Forbes Technology Council member Puru Govind theorizes that a combination of customer support touchpoints could help balance this particular touchpoint to make it more effective
“I believe the key is to adopt a holistic customer service approach. When it comes to call centers and self-service, it is not a question of embracing either-or. Rather, I think you should seek to reap the benefits of both.”Puru Govind, Forbes Technology Council
Camera manufacturer Canon did just this developing a self-service web portal. Customers can order consumables, perform self-diagnosis, and raise track and trace service requests wherever and whenever they want. Consumers and businesses are able to share knowledge with Canon, so the company is better equipped to tackle future queries.

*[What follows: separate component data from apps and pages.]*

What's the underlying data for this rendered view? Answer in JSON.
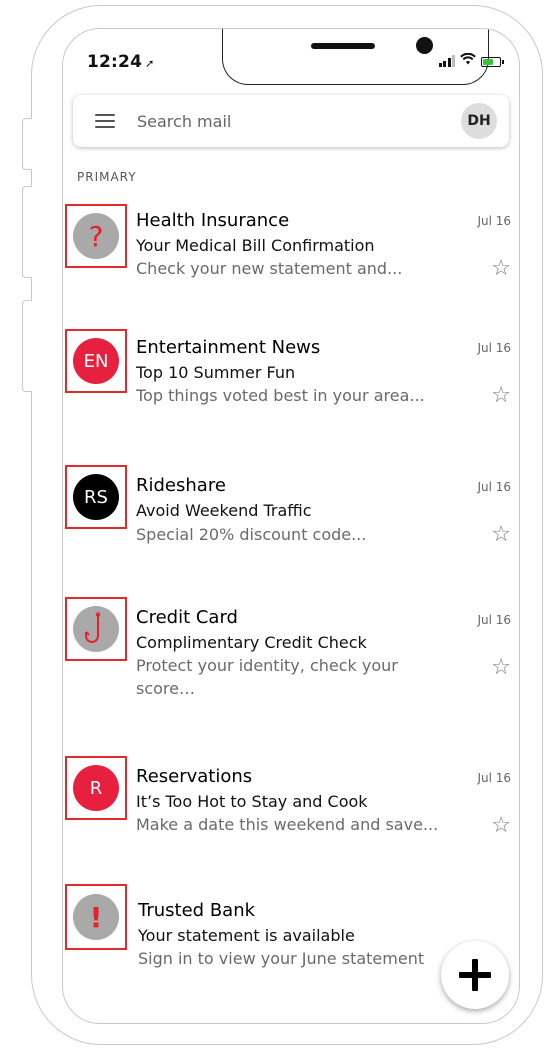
{
  "status_bar": {
    "time": "12:24",
    "location_arrow": "➚"
  },
  "search": {
    "placeholder": "Search mail",
    "avatar_initials": "DH"
  },
  "section": {
    "label": "PRIMARY"
  },
  "mails": [
    {
      "sender": "Health Insurance",
      "subject": "Your Medical Bill Confirmation",
      "snippet": "Check your new statement and...",
      "date": "Jul 16",
      "avatar": "?",
      "avatar_bg": "#a9a9a9",
      "avatar_fg": "#e8202c",
      "starred": false
    },
    {
      "sender": "Entertainment News",
      "subject": "Top 10 Summer Fun",
      "snippet": "Top things voted best in your area...",
      "date": "Jul 16",
      "avatar": "EN",
      "avatar_bg": "#e8203f",
      "avatar_fg": "#ffffff",
      "starred": false
    },
    {
      "sender": "Rideshare",
      "subject": "Avoid Weekend Traffic",
      "snippet": "Special 20% discount code...",
      "date": "Jul 16",
      "avatar": "RS",
      "avatar_bg": "#000000",
      "avatar_fg": "#ffffff",
      "starred": false
    },
    {
      "sender": "Credit Card",
      "subject": "Complimentary Credit Check",
      "snippet": "Protect your identity, check your score…",
      "date": "Jul 16",
      "avatar": "hook-icon",
      "avatar_bg": "#a9a9a9",
      "avatar_fg": "#e8202c",
      "starred": false
    },
    {
      "sender": "Reservations",
      "subject": "It’s Too Hot to Stay and Cook",
      "snippet": "Make a date this weekend and save...",
      "date": "Jul 16",
      "avatar": "R",
      "avatar_bg": "#e8203f",
      "avatar_fg": "#ffffff",
      "starred": false
    },
    {
      "sender": "Trusted Bank",
      "subject": "Your statement is available",
      "snippet": "Sign in to view your June statement",
      "date": "",
      "avatar": "!",
      "avatar_bg": "#a9a9a9",
      "avatar_fg": "#e8202c",
      "starred": false
    }
  ],
  "fab": {
    "icon": "plus-icon"
  },
  "colors": {
    "flag_border": "#e32b2b",
    "danger_red": "#e8202c",
    "avatar_gray": "#a9a9a9"
  }
}
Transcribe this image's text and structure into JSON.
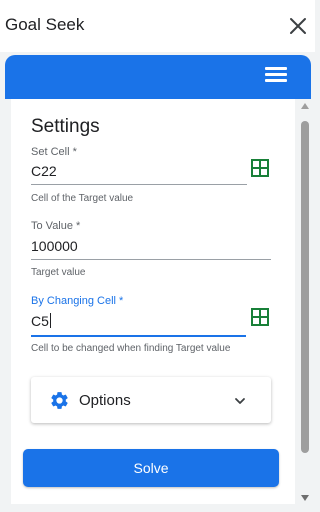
{
  "window": {
    "title": "Goal Seek"
  },
  "panel": {
    "title": "Settings"
  },
  "fields": {
    "set_cell": {
      "label": "Set Cell *",
      "value": "C22",
      "helper": "Cell of the Target value"
    },
    "to_value": {
      "label": "To Value *",
      "value": "100000",
      "helper": "Target value"
    },
    "changing_cell": {
      "label": "By Changing Cell *",
      "value": "C5",
      "helper": "Cell to be changed when finding Target value"
    }
  },
  "options": {
    "label": "Options"
  },
  "actions": {
    "solve_label": "Solve"
  },
  "colors": {
    "accent": "#1a73e8",
    "range_icon": "#188038",
    "background": "#f1f3f4"
  },
  "icons": {
    "close": "close-icon",
    "menu": "hamburger-menu-icon",
    "range": "grid-range-icon",
    "options": "gear-icon",
    "expand": "chevron-down-icon"
  }
}
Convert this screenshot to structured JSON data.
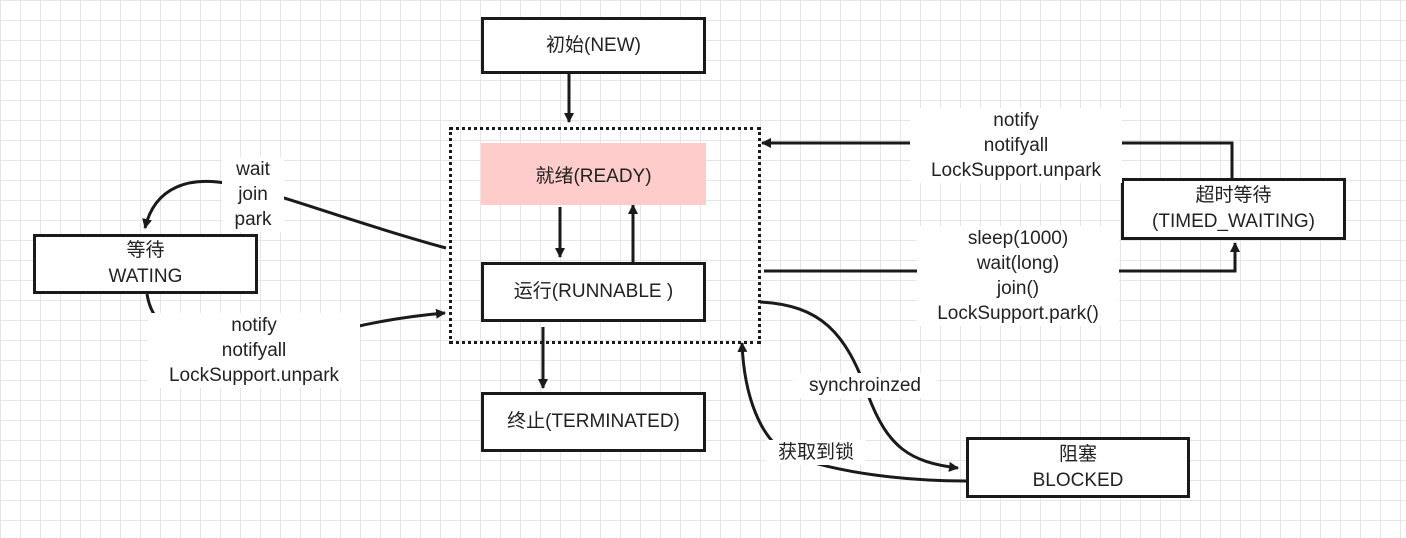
{
  "colors": {
    "stroke": "#1a1a1a",
    "ready_fill": "#ffcccc",
    "grid": "#e6e6e6"
  },
  "states": {
    "new": "初始(NEW)",
    "ready": "就绪(READY)",
    "runnable": "运行(RUNNABLE )",
    "terminated": "终止(TERMINATED)",
    "waiting": [
      "等待",
      "WATING"
    ],
    "timed_waiting": [
      "超时等待",
      "(TIMED_WAITING)"
    ],
    "blocked": [
      "阻塞",
      "BLOCKED"
    ]
  },
  "transitions": {
    "to_waiting": [
      "wait",
      "join",
      "park"
    ],
    "from_waiting": [
      "notify",
      "notifyall",
      "LockSupport.unpark"
    ],
    "from_timed_waiting": [
      "notify",
      "notifyall",
      "LockSupport.unpark"
    ],
    "to_timed_waiting": [
      "sleep(1000)",
      "wait(long)",
      "join()",
      "LockSupport.park()"
    ],
    "to_blocked": "synchroinzed",
    "from_blocked": "获取到锁"
  }
}
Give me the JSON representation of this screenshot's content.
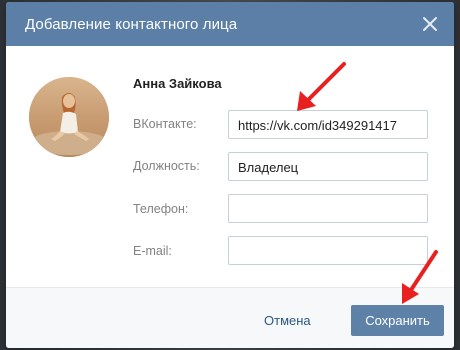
{
  "dialog": {
    "title": "Добавление контактного лица",
    "header_color": "#5b7fa6"
  },
  "contact": {
    "name": "Анна Зайкова"
  },
  "form": {
    "vk_label": "ВКонтакте:",
    "vk_value": "https://vk.com/id349291417",
    "position_label": "Должность:",
    "position_value": "Владелец",
    "phone_label": "Телефон:",
    "phone_value": "",
    "email_label": "E-mail:",
    "email_value": ""
  },
  "footer": {
    "cancel_label": "Отмена",
    "save_label": "Сохранить",
    "save_color": "#5e81a8"
  },
  "annotations": {
    "arrow_color": "#e8201f"
  },
  "icons": [
    "close-icon",
    "avatar",
    "annotation-arrow"
  ]
}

The portal is designed to resolve a vast number of queries as the first point of contact, re-routing inquiries away from the call-center. This in turn frees up call center staff to respond more efficiently to customers who need support over the phone.
Whether offering customer service via chat or call, brands should seek to integrate this tightly with the website touchpoint. Recognizing customer behavior, such as dwelling on a particular page, offers brands the opportunity to offer assistance proactively via a chat message or click-to-call notification.
As we’ve touched on (excuse the pun) there are a huge range of customer touchpoints available to consumers and brands, and they are constantly evolving. However, as we found, it’s also important not to dismiss more established channels such as email and call centres.
Hopefully this guide has provided some food for though when it comes to identifying and prioritising the most important touchpoints for your business.
Once you’ve identified these key touchpoints for your brand, the next steps are to start mapping how they interact with each other along the customer journey, benchmark how they’re performing, and, from this, develop your CJO strategy.
Need a hand identifying and prioritizing your customer touchpoints? Get in touch to book your free consultation with our customer journey experts.